From there, it was on to Portobelo, Linton and then the San Blas Islands. The San Blas is an archipelago of islands in habited by the Kuna Indians and they have an autonomous government even though they are a part of Panama. They call their world Kuna Yala. It is an idyllic place of hundreds of small islands covered in palm trees and surrounded by coral reefs. It’s also a land of contrasts. The Kuna people have traditionally lived simple lives, fishing and farming, with land being communally owned. Now with a huge influx of tourists, they are trying to transition to a capitalist economy. Add to that foreigners taking advantage of the situation by chartering to tourists and backpackers and paying no taxes, it creates a volatile mix. Cruising the area requires payment to each community for the right to anchor in their area. Also the people offer seafood, fruit and veggies, and molas and other handicrafts for sale. Molas are a famous product of the area and are traditionally worn by the women. They consist of intricately sewn fabric in many colorful designs. There are also problems with plastic trash and pollution which threaten the area even more. The weather here is also interesting. In the summer there are storms with severe lightning and several boats a year are struck. There are also severe thunderstorms that roll down out of the mountains in Columbia at night called Chocosanas which bring huge amounts of wind and rain. In the winter the wind blows. 25-30 knots tradewinds are not uncommon. As with other areas of Panama, change is a constant and hopefully it will eventually be for the better.

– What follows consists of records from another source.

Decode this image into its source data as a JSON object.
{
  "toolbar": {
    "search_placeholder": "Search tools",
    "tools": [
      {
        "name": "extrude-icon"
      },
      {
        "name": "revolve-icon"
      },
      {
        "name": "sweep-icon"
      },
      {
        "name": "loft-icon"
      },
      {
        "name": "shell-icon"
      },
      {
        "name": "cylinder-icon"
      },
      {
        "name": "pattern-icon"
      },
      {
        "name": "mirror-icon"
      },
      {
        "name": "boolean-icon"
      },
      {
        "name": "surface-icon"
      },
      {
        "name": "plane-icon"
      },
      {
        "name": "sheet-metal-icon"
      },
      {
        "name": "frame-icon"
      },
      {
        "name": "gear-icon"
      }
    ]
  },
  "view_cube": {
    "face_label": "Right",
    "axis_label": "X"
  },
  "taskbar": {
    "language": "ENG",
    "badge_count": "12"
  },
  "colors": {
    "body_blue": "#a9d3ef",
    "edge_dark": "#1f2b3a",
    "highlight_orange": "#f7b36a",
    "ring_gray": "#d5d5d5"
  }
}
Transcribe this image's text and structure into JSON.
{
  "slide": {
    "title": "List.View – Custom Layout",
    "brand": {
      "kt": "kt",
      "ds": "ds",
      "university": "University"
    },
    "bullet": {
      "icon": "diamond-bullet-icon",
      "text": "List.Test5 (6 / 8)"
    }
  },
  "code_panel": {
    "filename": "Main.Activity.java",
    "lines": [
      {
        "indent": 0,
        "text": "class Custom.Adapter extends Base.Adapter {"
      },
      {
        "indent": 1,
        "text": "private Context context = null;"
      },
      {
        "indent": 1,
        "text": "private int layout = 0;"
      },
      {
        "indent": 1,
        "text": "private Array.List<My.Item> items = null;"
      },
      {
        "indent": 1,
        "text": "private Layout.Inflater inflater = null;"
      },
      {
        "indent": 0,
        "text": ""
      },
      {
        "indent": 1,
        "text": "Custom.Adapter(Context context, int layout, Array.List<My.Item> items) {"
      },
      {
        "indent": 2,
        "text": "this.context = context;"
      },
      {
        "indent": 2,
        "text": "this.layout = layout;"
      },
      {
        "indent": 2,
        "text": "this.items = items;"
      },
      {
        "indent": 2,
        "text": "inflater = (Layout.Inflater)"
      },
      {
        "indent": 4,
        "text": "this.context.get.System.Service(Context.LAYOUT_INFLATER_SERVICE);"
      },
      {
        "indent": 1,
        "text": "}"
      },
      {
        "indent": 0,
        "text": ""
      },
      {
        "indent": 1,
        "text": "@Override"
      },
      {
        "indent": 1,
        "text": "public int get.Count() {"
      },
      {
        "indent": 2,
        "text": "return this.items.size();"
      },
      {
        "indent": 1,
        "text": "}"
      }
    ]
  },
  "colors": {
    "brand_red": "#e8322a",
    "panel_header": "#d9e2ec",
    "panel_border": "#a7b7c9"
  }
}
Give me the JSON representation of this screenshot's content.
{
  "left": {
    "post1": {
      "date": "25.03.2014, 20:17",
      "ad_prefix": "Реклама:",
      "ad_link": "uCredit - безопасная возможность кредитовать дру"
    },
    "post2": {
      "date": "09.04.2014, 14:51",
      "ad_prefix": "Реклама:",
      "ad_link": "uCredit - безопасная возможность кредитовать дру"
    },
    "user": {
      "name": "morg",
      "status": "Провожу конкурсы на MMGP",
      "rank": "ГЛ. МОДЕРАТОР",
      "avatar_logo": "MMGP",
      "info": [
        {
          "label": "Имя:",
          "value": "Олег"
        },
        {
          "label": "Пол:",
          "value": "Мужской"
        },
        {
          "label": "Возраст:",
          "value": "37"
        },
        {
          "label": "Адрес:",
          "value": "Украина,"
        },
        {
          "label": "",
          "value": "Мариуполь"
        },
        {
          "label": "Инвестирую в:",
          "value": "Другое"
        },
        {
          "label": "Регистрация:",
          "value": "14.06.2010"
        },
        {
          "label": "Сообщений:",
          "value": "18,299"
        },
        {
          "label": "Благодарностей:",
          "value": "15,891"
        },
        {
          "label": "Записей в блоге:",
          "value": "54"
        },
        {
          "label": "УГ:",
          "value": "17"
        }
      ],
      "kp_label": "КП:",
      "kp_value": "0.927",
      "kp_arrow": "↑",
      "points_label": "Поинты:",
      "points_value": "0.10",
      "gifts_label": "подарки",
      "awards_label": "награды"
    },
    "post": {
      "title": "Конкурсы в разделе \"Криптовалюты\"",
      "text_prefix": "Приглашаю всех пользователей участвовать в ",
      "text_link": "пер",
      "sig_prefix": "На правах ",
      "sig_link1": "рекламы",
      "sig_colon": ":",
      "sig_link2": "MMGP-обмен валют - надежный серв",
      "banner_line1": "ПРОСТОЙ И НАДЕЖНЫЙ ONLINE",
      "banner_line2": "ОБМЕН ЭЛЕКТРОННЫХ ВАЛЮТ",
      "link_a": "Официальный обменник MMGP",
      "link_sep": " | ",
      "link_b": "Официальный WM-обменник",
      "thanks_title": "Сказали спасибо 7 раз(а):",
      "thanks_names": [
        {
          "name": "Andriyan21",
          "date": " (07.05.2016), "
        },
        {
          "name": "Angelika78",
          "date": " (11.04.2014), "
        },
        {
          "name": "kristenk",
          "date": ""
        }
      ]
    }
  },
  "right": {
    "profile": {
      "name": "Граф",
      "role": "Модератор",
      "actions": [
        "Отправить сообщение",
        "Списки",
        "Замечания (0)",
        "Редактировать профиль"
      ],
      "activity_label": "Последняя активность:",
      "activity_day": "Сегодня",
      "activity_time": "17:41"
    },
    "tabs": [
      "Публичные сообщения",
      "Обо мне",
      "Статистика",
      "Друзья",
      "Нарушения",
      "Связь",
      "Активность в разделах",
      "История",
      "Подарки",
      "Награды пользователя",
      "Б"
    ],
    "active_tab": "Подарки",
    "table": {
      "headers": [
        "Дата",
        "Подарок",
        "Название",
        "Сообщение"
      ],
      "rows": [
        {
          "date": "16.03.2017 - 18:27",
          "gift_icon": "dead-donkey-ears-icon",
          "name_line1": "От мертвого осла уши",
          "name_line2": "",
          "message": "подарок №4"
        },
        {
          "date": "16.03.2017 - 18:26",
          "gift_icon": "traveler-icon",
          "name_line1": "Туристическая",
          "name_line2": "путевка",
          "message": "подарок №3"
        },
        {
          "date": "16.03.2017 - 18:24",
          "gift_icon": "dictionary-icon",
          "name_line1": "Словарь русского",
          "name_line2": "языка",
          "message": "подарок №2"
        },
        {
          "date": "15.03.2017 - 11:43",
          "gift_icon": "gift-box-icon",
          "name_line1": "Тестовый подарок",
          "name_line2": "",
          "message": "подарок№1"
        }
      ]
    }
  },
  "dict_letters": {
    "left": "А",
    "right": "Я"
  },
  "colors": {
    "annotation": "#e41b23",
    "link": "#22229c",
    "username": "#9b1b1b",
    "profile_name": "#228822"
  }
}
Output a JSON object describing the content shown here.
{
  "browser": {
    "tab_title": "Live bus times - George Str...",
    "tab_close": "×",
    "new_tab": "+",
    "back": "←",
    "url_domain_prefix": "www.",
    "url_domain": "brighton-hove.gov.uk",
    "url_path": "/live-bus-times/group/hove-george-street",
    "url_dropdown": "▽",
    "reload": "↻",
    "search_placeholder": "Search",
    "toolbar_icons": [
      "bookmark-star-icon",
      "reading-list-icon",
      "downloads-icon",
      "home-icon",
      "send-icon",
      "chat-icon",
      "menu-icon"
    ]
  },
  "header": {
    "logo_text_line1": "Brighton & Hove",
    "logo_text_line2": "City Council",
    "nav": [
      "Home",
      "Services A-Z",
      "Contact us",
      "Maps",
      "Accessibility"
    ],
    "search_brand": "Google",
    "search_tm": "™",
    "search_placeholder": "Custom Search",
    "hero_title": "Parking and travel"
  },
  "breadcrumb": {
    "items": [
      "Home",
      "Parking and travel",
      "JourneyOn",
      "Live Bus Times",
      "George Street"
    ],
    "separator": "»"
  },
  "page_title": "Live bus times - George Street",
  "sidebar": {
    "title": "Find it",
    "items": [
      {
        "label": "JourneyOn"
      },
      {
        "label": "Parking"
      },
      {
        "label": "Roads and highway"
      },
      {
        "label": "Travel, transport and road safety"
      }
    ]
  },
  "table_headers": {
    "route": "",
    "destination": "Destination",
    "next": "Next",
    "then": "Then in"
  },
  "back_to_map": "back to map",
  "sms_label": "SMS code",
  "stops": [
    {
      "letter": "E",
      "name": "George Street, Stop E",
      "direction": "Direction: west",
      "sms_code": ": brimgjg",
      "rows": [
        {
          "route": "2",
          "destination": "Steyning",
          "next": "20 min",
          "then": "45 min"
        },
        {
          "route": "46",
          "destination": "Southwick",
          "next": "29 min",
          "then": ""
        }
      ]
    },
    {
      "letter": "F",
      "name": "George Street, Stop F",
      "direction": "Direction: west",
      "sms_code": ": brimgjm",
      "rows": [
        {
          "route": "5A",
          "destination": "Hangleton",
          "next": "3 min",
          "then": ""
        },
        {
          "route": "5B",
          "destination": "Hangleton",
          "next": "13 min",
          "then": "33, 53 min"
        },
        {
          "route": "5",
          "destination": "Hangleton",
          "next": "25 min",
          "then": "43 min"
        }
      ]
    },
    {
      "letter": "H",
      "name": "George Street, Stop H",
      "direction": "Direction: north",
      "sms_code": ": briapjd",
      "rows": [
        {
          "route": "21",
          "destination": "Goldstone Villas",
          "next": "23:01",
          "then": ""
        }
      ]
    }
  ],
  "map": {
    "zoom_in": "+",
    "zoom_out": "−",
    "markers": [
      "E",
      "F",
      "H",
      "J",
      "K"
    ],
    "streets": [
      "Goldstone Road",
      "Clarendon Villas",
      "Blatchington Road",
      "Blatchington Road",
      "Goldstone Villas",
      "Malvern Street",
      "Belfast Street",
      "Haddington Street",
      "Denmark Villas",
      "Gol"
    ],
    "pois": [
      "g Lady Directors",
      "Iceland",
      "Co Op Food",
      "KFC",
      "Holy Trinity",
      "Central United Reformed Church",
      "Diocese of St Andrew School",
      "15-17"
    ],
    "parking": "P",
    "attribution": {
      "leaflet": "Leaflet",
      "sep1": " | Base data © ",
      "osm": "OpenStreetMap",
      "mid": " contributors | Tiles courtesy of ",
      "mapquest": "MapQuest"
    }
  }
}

Form the San Blas, we traveled overnite to the Rosario Islands and then into Cartagena. The anchorage is off Club Nautico, the local marina, and was full of boats when we were there. The water is churned by constant water taxi traffic, worse in the morning and afternoon. They also have thunderstorms, called Culo de pollo that sweep through the bay and dump huge amounts of rain. After a week at anchor we couldn’t get into Club Nautico, but we were able to get a slip at Club de Pesca, a private club that rents slips to visiting boats on a space available basis. I would highly recommend it, even though it is expensive, as it is very nice and secure. Cartagena was wonderful with lots to see and do, restaurants and history. The water in the harbor is so fertile that you can almost see the grass grow on the bottom of the boat. In the week we were at anchor we accumulated an inch of growth on our anchor chain. The air is also polluted and the decks and awnings accumulate a lot of black soot which needs to be washed off. If I were to do it again, I’d plan a haul out right before leaving Cartagena.
We left Cartagena and went back to the San Blas for a couple of months to let the winds settle a bit before heading back north. We are glad we did this trip, although we would probably not return unless we plan to transit the canal. Some folks really fall in love with Panama and many US citizens live there or spend the winters there, some in the Bocas area, up in the mountains or around the San Blas. It is possible to get a permanent visa called a pensio’n, which allows easier clearing in and out and discounts on almost everything in country. There are too many places we have yet to see for us to settle, so we’ll keep on keeping on.